Start of Block
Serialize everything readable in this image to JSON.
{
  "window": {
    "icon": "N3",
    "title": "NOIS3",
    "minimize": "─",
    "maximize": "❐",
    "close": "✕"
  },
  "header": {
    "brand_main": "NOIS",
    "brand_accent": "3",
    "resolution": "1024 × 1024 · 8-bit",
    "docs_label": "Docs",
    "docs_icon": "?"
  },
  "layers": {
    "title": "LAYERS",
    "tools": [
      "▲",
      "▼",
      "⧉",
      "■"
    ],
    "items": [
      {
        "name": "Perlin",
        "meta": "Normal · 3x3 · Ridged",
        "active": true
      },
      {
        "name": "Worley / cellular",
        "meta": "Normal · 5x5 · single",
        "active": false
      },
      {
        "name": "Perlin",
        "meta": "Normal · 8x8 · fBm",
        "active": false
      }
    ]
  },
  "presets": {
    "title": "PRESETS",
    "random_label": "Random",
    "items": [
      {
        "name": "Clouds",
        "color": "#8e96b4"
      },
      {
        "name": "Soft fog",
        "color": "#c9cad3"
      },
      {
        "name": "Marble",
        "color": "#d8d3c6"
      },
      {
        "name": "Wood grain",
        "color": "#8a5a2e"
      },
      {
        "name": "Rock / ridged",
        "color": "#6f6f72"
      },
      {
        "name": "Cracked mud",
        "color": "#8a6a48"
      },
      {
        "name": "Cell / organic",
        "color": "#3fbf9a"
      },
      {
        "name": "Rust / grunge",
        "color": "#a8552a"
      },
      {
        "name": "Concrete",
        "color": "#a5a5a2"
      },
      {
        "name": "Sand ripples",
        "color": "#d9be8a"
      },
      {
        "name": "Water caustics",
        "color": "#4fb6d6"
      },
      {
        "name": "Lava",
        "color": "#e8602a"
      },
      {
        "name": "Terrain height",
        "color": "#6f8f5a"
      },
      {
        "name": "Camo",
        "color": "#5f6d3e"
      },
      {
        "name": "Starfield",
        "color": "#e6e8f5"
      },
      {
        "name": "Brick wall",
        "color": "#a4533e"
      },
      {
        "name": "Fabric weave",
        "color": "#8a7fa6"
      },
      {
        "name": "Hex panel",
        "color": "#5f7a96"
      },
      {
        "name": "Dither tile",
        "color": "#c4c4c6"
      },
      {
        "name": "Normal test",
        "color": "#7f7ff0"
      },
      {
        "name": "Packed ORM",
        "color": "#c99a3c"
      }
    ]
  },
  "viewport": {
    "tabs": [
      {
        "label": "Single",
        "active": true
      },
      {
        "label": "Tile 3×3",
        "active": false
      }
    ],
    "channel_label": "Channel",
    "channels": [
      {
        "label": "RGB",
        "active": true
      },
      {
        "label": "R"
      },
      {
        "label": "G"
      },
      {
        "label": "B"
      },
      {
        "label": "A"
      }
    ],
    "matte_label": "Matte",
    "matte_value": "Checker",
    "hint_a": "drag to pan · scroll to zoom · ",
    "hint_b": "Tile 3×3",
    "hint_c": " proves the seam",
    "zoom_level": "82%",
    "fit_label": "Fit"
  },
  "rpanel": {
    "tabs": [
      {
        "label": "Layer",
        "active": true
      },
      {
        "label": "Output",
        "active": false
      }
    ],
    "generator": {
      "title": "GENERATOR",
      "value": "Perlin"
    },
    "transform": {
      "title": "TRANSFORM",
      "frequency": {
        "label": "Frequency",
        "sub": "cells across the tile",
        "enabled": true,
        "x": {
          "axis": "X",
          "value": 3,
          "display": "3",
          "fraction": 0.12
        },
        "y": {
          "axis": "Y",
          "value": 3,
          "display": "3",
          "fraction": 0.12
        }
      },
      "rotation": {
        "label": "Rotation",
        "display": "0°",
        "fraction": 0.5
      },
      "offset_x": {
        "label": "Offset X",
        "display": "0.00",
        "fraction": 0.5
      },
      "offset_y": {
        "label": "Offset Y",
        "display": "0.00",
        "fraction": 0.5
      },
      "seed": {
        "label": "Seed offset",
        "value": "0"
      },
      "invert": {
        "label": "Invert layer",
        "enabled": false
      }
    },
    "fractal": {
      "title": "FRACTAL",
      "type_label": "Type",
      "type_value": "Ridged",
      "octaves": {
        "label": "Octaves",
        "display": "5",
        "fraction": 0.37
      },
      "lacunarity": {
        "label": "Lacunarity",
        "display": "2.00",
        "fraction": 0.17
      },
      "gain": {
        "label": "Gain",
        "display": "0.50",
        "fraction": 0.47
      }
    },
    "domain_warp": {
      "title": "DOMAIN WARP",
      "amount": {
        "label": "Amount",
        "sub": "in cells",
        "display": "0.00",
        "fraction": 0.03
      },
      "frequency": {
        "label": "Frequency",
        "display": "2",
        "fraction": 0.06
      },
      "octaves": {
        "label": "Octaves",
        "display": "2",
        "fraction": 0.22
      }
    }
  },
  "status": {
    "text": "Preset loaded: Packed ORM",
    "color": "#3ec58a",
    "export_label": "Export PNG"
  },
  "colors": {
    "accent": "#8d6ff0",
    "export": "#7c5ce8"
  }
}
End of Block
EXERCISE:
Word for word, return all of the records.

RESULT OF THIS EXERCISE:
Serialize everything readable in this image to JSON.
{
  "window": {
    "icon": "N3",
    "title": "NOIS3",
    "minimize": "─",
    "maximize": "❐",
    "close": "✕"
  },
  "header": {
    "brand_main": "NOIS",
    "brand_accent": "3",
    "resolution": "1024 × 1024 · 8-bit",
    "docs_label": "Docs",
    "docs_icon": "?"
  },
  "layers": {
    "title": "LAYERS",
    "tools": [
      "▲",
      "▼",
      "⧉",
      "■"
    ],
    "items": [
      {
        "name": "Perlin",
        "meta": "Normal · 3x3 · Ridged",
        "active": true
      },
      {
        "name": "Worley / cellular",
        "meta": "Normal · 5x5 · single",
        "active": false
      },
      {
        "name": "Perlin",
        "meta": "Normal · 8x8 · fBm",
        "active": false
      }
    ]
  },
  "presets": {
    "title": "PRESETS",
    "random_label": "Random",
    "items": [
      {
        "name": "Clouds",
        "color": "#8e96b4"
      },
      {
        "name": "Soft fog",
        "color": "#c9cad3"
      },
      {
        "name": "Marble",
        "color": "#d8d3c6"
      },
      {
        "name": "Wood grain",
        "color": "#8a5a2e"
      },
      {
        "name": "Rock / ridged",
        "color": "#6f6f72"
      },
      {
        "name": "Cracked mud",
        "color": "#8a6a48"
      },
      {
        "name": "Cell / organic",
        "color": "#3fbf9a"
      },
      {
        "name": "Rust / grunge",
        "color": "#a8552a"
      },
      {
        "name": "Concrete",
        "color": "#a5a5a2"
      },
      {
        "name": "Sand ripples",
        "color": "#d9be8a"
      },
      {
        "name": "Water caustics",
        "color": "#4fb6d6"
      },
      {
        "name": "Lava",
        "color": "#e8602a"
      },
      {
        "name": "Terrain height",
        "color": "#6f8f5a"
      },
      {
        "name": "Camo",
        "color": "#5f6d3e"
      },
      {
        "name": "Starfield",
        "color": "#e6e8f5"
      },
      {
        "name": "Brick wall",
        "color": "#a4533e"
      },
      {
        "name": "Fabric weave",
        "color": "#8a7fa6"
      },
      {
        "name": "Hex panel",
        "color": "#5f7a96"
      },
      {
        "name": "Dither tile",
        "color": "#c4c4c6"
      },
      {
        "name": "Normal test",
        "color": "#7f7ff0"
      },
      {
        "name": "Packed ORM",
        "color": "#c99a3c"
      }
    ]
  },
  "viewport": {
    "tabs": [
      {
        "label": "Single",
        "active": true
      },
      {
        "label": "Tile 3×3",
        "active": false
      }
    ],
    "channel_label": "Channel",
    "channels": [
      {
        "label": "RGB",
        "active": true
      },
      {
        "label": "R"
      },
      {
        "label": "G"
      },
      {
        "label": "B"
      },
      {
        "label": "A"
      }
    ],
    "matte_label": "Matte",
    "matte_value": "Checker",
    "hint_a": "drag to pan · scroll to zoom · ",
    "hint_b": "Tile 3×3",
    "hint_c": " proves the seam",
    "zoom_level": "82%",
    "fit_label": "Fit"
  },
  "rpanel": {
    "tabs": [
      {
        "label": "Layer",
        "active": true
      },
      {
        "label": "Output",
        "active": false
      }
    ],
    "generator": {
      "title": "GENERATOR",
      "value": "Perlin"
    },
    "transform": {
      "title": "TRANSFORM",
      "frequency": {
        "label": "Frequency",
        "sub": "cells across the tile",
        "enabled": true,
        "x": {
          "axis": "X",
          "value": 3,
          "display": "3",
          "fraction": 0.12
        },
        "y": {
          "axis": "Y",
          "value": 3,
          "display": "3",
          "fraction": 0.12
        }
      },
      "rotation": {
        "label": "Rotation",
        "display": "0°",
        "fraction": 0.5
      },
      "offset_x": {
        "label": "Offset X",
        "display": "0.00",
        "fraction": 0.5
      },
      "offset_y": {
        "label": "Offset Y",
        "display": "0.00",
        "fraction": 0.5
      },
      "seed": {
        "label": "Seed offset",
        "value": "0"
      },
      "invert": {
        "label": "Invert layer",
        "enabled": false
      }
    },
    "fractal": {
      "title": "FRACTAL",
      "type_label": "Type",
      "type_value": "Ridged",
      "octaves": {
        "label": "Octaves",
        "display": "5",
        "fraction": 0.37
      },
      "lacunarity": {
        "label": "Lacunarity",
        "display": "2.00",
        "fraction": 0.17
      },
      "gain": {
        "label": "Gain",
        "display": "0.50",
        "fraction": 0.47
      }
    },
    "domain_warp": {
      "title": "DOMAIN WARP",
      "amount": {
        "label": "Amount",
        "sub": "in cells",
        "display": "0.00",
        "fraction": 0.03
      },
      "frequency": {
        "label": "Frequency",
        "display": "2",
        "fraction": 0.06
      },
      "octaves": {
        "label": "Octaves",
        "display": "2",
        "fraction": 0.22
      }
    }
  },
  "status": {
    "text": "Preset loaded: Packed ORM",
    "color": "#3ec58a",
    "export_label": "Export PNG"
  },
  "colors": {
    "accent": "#8d6ff0",
    "export": "#7c5ce8"
  }
}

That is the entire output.